*Problem to solve*: Leave out the pictures and print the records below exactly.

*Supplied material*:
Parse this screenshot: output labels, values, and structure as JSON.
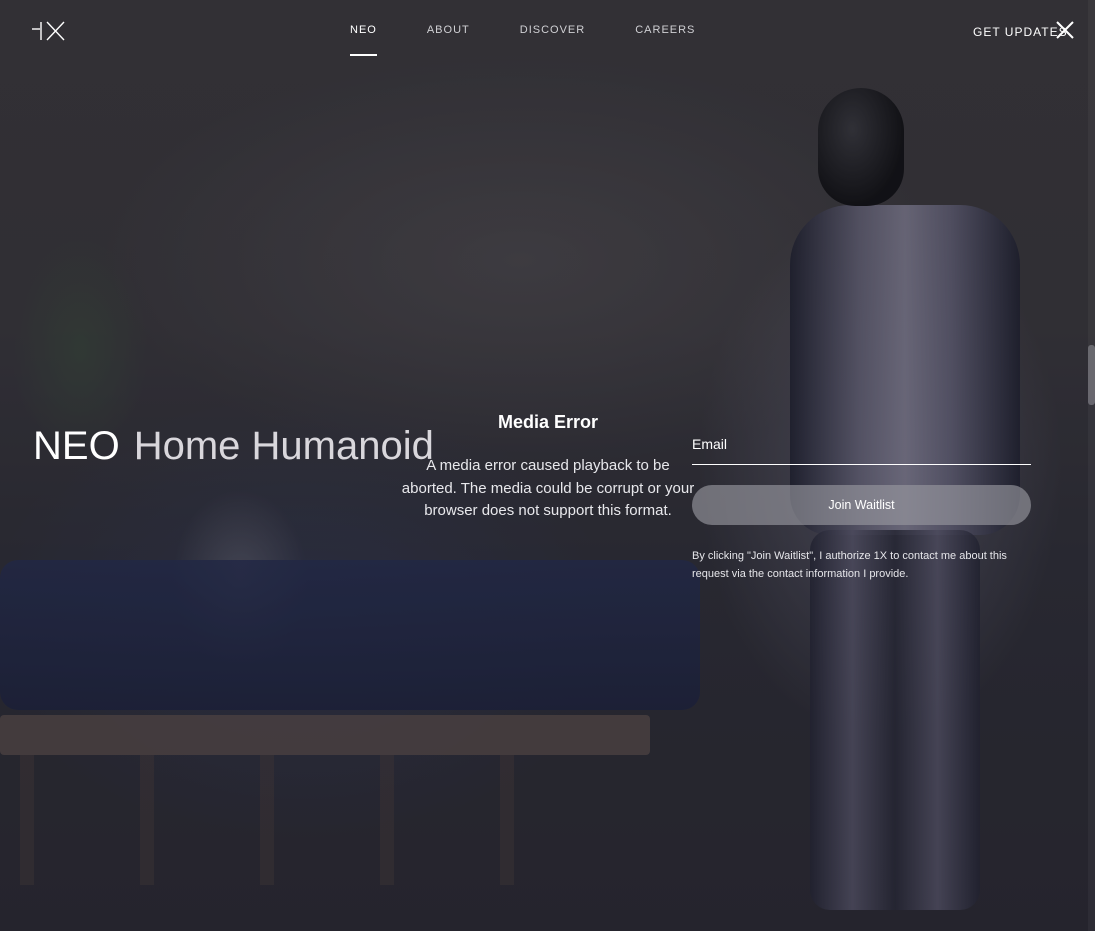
{
  "header": {
    "logo_text": "1X",
    "nav": [
      {
        "label": "NEO",
        "active": true
      },
      {
        "label": "ABOUT",
        "active": false
      },
      {
        "label": "DISCOVER",
        "active": false
      },
      {
        "label": "CAREERS",
        "active": false
      }
    ],
    "get_updates_label": "GET UPDATES",
    "close_icon": "close-icon"
  },
  "hero": {
    "title_strong": "NEO",
    "title_light": "Home Humanoid"
  },
  "media_error": {
    "title": "Media Error",
    "message": "A media error caused playback to be aborted. The media could be corrupt or your browser does not support this format."
  },
  "form": {
    "email_placeholder": "Email",
    "email_value": "",
    "join_label": "Join Waitlist",
    "disclaimer": "By clicking \"Join Waitlist\", I authorize 1X to contact me about this request via the contact information I provide."
  },
  "colors": {
    "text": "#ffffff",
    "button_bg": "#96969e",
    "background": "#2a2a32"
  }
}
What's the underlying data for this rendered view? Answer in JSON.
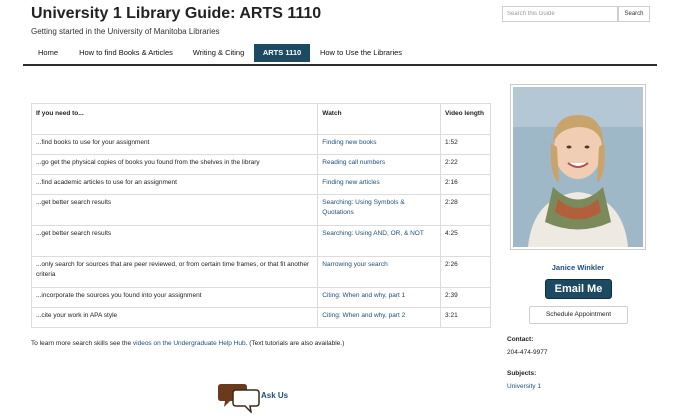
{
  "header": {
    "title": "University 1 Library Guide: ARTS 1110",
    "subtitle": "Getting started in the University of Manitoba Libraries",
    "search_placeholder": "Search this Guide",
    "search_button": "Search"
  },
  "nav": {
    "tabs": [
      {
        "label": "Home",
        "active": false
      },
      {
        "label": "How to find Books & Articles",
        "active": false
      },
      {
        "label": "Writing & Citing",
        "active": false
      },
      {
        "label": "ARTS 1110",
        "active": true
      },
      {
        "label": "How to Use the Libraries",
        "active": false
      }
    ]
  },
  "table": {
    "headers": [
      "If you need to...",
      "Watch",
      "Video length"
    ],
    "rows": [
      {
        "need": "...find books to use for your assignment",
        "watch": "Finding new books",
        "length": "1:52"
      },
      {
        "need": "...go get the physical copies of books you found from the shelves in the library",
        "watch": "Reading call numbers",
        "length": "2:22"
      },
      {
        "need": "...find academic articles to use for an assignment",
        "watch": "Finding new articles",
        "length": "2:16"
      },
      {
        "need": "...get better search results",
        "watch": "Searching: Using Symbols & Quotations",
        "length": "2:28"
      },
      {
        "need": "...get better search results",
        "watch": "Searching: Using AND, OR, & NOT",
        "length": "4:25"
      },
      {
        "need": "...only search for sources that are peer reviewed, or from certain time frames, or that fit another criteria",
        "watch": "Narrowing your search",
        "length": "2:26"
      },
      {
        "need": "...incorporate the sources you found into your assignment",
        "watch": "Citing: When and why, part 1",
        "length": "2:39"
      },
      {
        "need": "...cite your work in APA style",
        "watch": "Citing: When and why, part 2",
        "length": "3:21"
      }
    ]
  },
  "more": {
    "before": "To learn more search skills see the ",
    "link": "videos on the Undergraduate Help Hub",
    "after": ". (Text tutorials are also available.)"
  },
  "askus": {
    "label": "Ask Us",
    "icon": "speech-bubbles-icon"
  },
  "profile": {
    "name": "Janice Winkler",
    "email_button": "Email Me",
    "schedule_button": "Schedule Appointment",
    "contact_label": "Contact:",
    "phone": "204-474-9977",
    "subjects_label": "Subjects:",
    "subject": "University 1"
  },
  "colors": {
    "accent": "#1d4a63",
    "link": "#1f4e79"
  }
}
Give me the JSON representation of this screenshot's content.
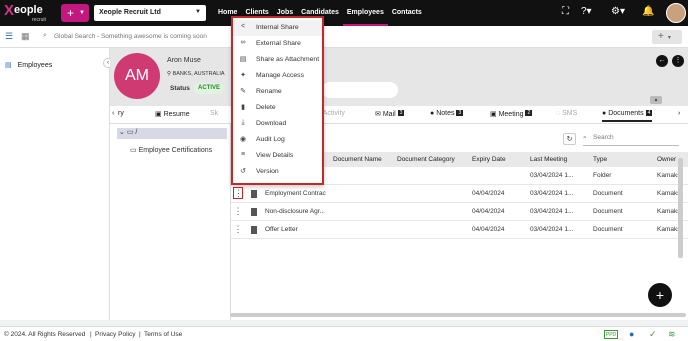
{
  "header": {
    "logo_text": "eople",
    "logo_x": "X",
    "logo_sub": "recruit",
    "add_label": "+",
    "company": "Xeople Recruit Ltd",
    "nav": [
      "Home",
      "Clients",
      "Jobs",
      "Candidates",
      "Employees",
      "Contacts"
    ],
    "active_nav": "Employees",
    "icons": [
      "expand-icon",
      "help-icon",
      "settings-icon",
      "bell-icon"
    ]
  },
  "subbar": {
    "search_placeholder": "Global Search - Something awesome is coming soon",
    "add_label": "+"
  },
  "sidebar": {
    "item": "Employees"
  },
  "profile": {
    "initials": "AM",
    "name": "Aron Muse",
    "location": "BANKS, AUSTRALIA",
    "status_label": "Status",
    "status_value": "ACTIVE"
  },
  "tabs": [
    {
      "label": "ry",
      "count": ""
    },
    {
      "label": "Resume",
      "count": ""
    },
    {
      "label": "Sk",
      "count": ""
    },
    {
      "label": "Activity",
      "count": ""
    },
    {
      "label": "Mail",
      "count": "3"
    },
    {
      "label": "Notes",
      "count": "3"
    },
    {
      "label": "Meeting",
      "count": "2"
    },
    {
      "label": "SMS",
      "count": ""
    },
    {
      "label": "Documents",
      "count": "4"
    }
  ],
  "tree": {
    "root": "/",
    "child": "Employee Certifications"
  },
  "documents": {
    "search_placeholder": "Search",
    "columns": [
      "Document Name",
      "Document Category",
      "Expiry Date",
      "Last Meeting",
      "Type",
      "Owner"
    ],
    "rows": [
      {
        "name": "",
        "category": "",
        "expiry": "",
        "last_meeting": "03/04/2024 1...",
        "type": "Folder",
        "owner": "Kamaks"
      },
      {
        "name": "Employment Contrac",
        "category": "",
        "expiry": "04/04/2024",
        "last_meeting": "03/04/2024 1...",
        "type": "Document",
        "owner": "Kamaks"
      },
      {
        "name": "Non-disclosure Agr...",
        "category": "",
        "expiry": "04/04/2024",
        "last_meeting": "03/04/2024 1...",
        "type": "Document",
        "owner": "Kamaks"
      },
      {
        "name": "Offer Letter",
        "category": "",
        "expiry": "04/04/2024",
        "last_meeting": "03/04/2024 1...",
        "type": "Document",
        "owner": "Kamaks"
      }
    ]
  },
  "context_menu": {
    "items": [
      {
        "label": "Internal Share",
        "icon": "share-icon"
      },
      {
        "label": "External Share",
        "icon": "link-icon"
      },
      {
        "label": "Share as Attachment",
        "icon": "attachment-icon"
      },
      {
        "label": "Manage Access",
        "icon": "access-icon"
      },
      {
        "label": "Rename",
        "icon": "rename-icon"
      },
      {
        "label": "Delete",
        "icon": "trash-icon"
      },
      {
        "label": "Download",
        "icon": "download-icon"
      },
      {
        "label": "Audit Log",
        "icon": "eye-icon"
      },
      {
        "label": "View Details",
        "icon": "details-icon"
      },
      {
        "label": "Version",
        "icon": "history-icon"
      }
    ]
  },
  "footer": {
    "copyright": "© 2024. All Rights Reserved",
    "privacy": "Privacy Policy",
    "terms": "Terms of Use",
    "sep": "|",
    "badge": "PPD"
  },
  "fab_label": "+"
}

*Expected answer*:
Parse this screenshot: output labels, values, and structure as JSON.
{
  "header": {
    "logo_text": "1X",
    "nav": [
      {
        "label": "NEO",
        "active": true
      },
      {
        "label": "ABOUT",
        "active": false
      },
      {
        "label": "DISCOVER",
        "active": false
      },
      {
        "label": "CAREERS",
        "active": false
      }
    ],
    "get_updates_label": "GET UPDATES",
    "close_icon": "close-icon"
  },
  "hero": {
    "title_strong": "NEO",
    "title_light": "Home Humanoid"
  },
  "media_error": {
    "title": "Media Error",
    "message": "A media error caused playback to be aborted. The media could be corrupt or your browser does not support this format."
  },
  "form": {
    "email_placeholder": "Email",
    "email_value": "",
    "join_label": "Join Waitlist",
    "disclaimer": "By clicking \"Join Waitlist\", I authorize 1X to contact me about this request via the contact information I provide."
  },
  "colors": {
    "text": "#ffffff",
    "button_bg": "#96969e",
    "background": "#2a2a32"
  }
}
What's the underlying data for this rendered view? Answer in JSON.
{
  "header": {
    "title": "University 1 Library Guide: ARTS 1110",
    "subtitle": "Getting started in the University of Manitoba Libraries",
    "search_placeholder": "Search this Guide",
    "search_button": "Search"
  },
  "nav": {
    "tabs": [
      {
        "label": "Home",
        "active": false
      },
      {
        "label": "How to find Books & Articles",
        "active": false
      },
      {
        "label": "Writing & Citing",
        "active": false
      },
      {
        "label": "ARTS 1110",
        "active": true
      },
      {
        "label": "How to Use the Libraries",
        "active": false
      }
    ]
  },
  "table": {
    "headers": [
      "If you need to...",
      "Watch",
      "Video length"
    ],
    "rows": [
      {
        "need": "...find books to use for your assignment",
        "watch": "Finding new books",
        "length": "1:52"
      },
      {
        "need": "...go get the physical copies of books you found from the shelves in the library",
        "watch": "Reading call numbers",
        "length": "2:22"
      },
      {
        "need": "...find academic articles to use for an assignment",
        "watch": "Finding new articles",
        "length": "2:16"
      },
      {
        "need": "...get better search results",
        "watch": "Searching: Using Symbols & Quotations",
        "length": "2:28"
      },
      {
        "need": "...get better search results",
        "watch": "Searching: Using AND, OR, & NOT",
        "length": "4:25"
      },
      {
        "need": "...only search for sources that are peer reviewed, or from certain time frames, or that fit another criteria",
        "watch": "Narrowing your search",
        "length": "2:26"
      },
      {
        "need": "...incorporate the sources you found into your assignment",
        "watch": "Citing: When and why, part 1",
        "length": "2:39"
      },
      {
        "need": "...cite your work in APA style",
        "watch": "Citing: When and why, part 2",
        "length": "3:21"
      }
    ]
  },
  "more": {
    "before": "To learn more search skills see the ",
    "link": "videos on the Undergraduate Help Hub",
    "after": ". (Text tutorials are also available.)"
  },
  "askus": {
    "label": "Ask Us",
    "icon": "speech-bubbles-icon"
  },
  "profile": {
    "name": "Janice Winkler",
    "email_button": "Email Me",
    "schedule_button": "Schedule Appointment",
    "contact_label": "Contact:",
    "phone": "204-474-9977",
    "subjects_label": "Subjects:",
    "subject": "University 1"
  },
  "colors": {
    "accent": "#1d4a63",
    "link": "#1f4e79"
  }
}
Give me the JSON representation of this screenshot's content.
{
  "header": {
    "logo_text": "eople",
    "logo_x": "X",
    "logo_sub": "recruit",
    "add_label": "+",
    "company": "Xeople Recruit Ltd",
    "nav": [
      "Home",
      "Clients",
      "Jobs",
      "Candidates",
      "Employees",
      "Contacts"
    ],
    "active_nav": "Employees",
    "icons": [
      "expand-icon",
      "help-icon",
      "settings-icon",
      "bell-icon"
    ]
  },
  "subbar": {
    "search_placeholder": "Global Search - Something awesome is coming soon",
    "add_label": "+"
  },
  "sidebar": {
    "item": "Employees"
  },
  "profile": {
    "initials": "AM",
    "name": "Aron Muse",
    "location": "BANKS, AUSTRALIA",
    "status_label": "Status",
    "status_value": "ACTIVE"
  },
  "tabs": [
    {
      "label": "ry",
      "count": ""
    },
    {
      "label": "Resume",
      "count": ""
    },
    {
      "label": "Sk",
      "count": ""
    },
    {
      "label": "Activity",
      "count": ""
    },
    {
      "label": "Mail",
      "count": "3"
    },
    {
      "label": "Notes",
      "count": "3"
    },
    {
      "label": "Meeting",
      "count": "2"
    },
    {
      "label": "SMS",
      "count": ""
    },
    {
      "label": "Documents",
      "count": "4"
    }
  ],
  "tree": {
    "root": "/",
    "child": "Employee Certifications"
  },
  "documents": {
    "search_placeholder": "Search",
    "columns": [
      "Document Name",
      "Document Category",
      "Expiry Date",
      "Last Meeting",
      "Type",
      "Owner"
    ],
    "rows": [
      {
        "name": "",
        "category": "",
        "expiry": "",
        "last_meeting": "03/04/2024 1...",
        "type": "Folder",
        "owner": "Kamaks"
      },
      {
        "name": "Employment Contrac",
        "category": "",
        "expiry": "04/04/2024",
        "last_meeting": "03/04/2024 1...",
        "type": "Document",
        "owner": "Kamaks"
      },
      {
        "name": "Non-disclosure Agr...",
        "category": "",
        "expiry": "04/04/2024",
        "last_meeting": "03/04/2024 1...",
        "type": "Document",
        "owner": "Kamaks"
      },
      {
        "name": "Offer Letter",
        "category": "",
        "expiry": "04/04/2024",
        "last_meeting": "03/04/2024 1...",
        "type": "Document",
        "owner": "Kamaks"
      }
    ]
  },
  "context_menu": {
    "items": [
      {
        "label": "Internal Share",
        "icon": "share-icon"
      },
      {
        "label": "External Share",
        "icon": "link-icon"
      },
      {
        "label": "Share as Attachment",
        "icon": "attachment-icon"
      },
      {
        "label": "Manage Access",
        "icon": "access-icon"
      },
      {
        "label": "Rename",
        "icon": "rename-icon"
      },
      {
        "label": "Delete",
        "icon": "trash-icon"
      },
      {
        "label": "Download",
        "icon": "download-icon"
      },
      {
        "label": "Audit Log",
        "icon": "eye-icon"
      },
      {
        "label": "View Details",
        "icon": "details-icon"
      },
      {
        "label": "Version",
        "icon": "history-icon"
      }
    ]
  },
  "footer": {
    "copyright": "© 2024. All Rights Reserved",
    "privacy": "Privacy Policy",
    "terms": "Terms of Use",
    "sep": "|",
    "badge": "PPD"
  },
  "fab_label": "+"
}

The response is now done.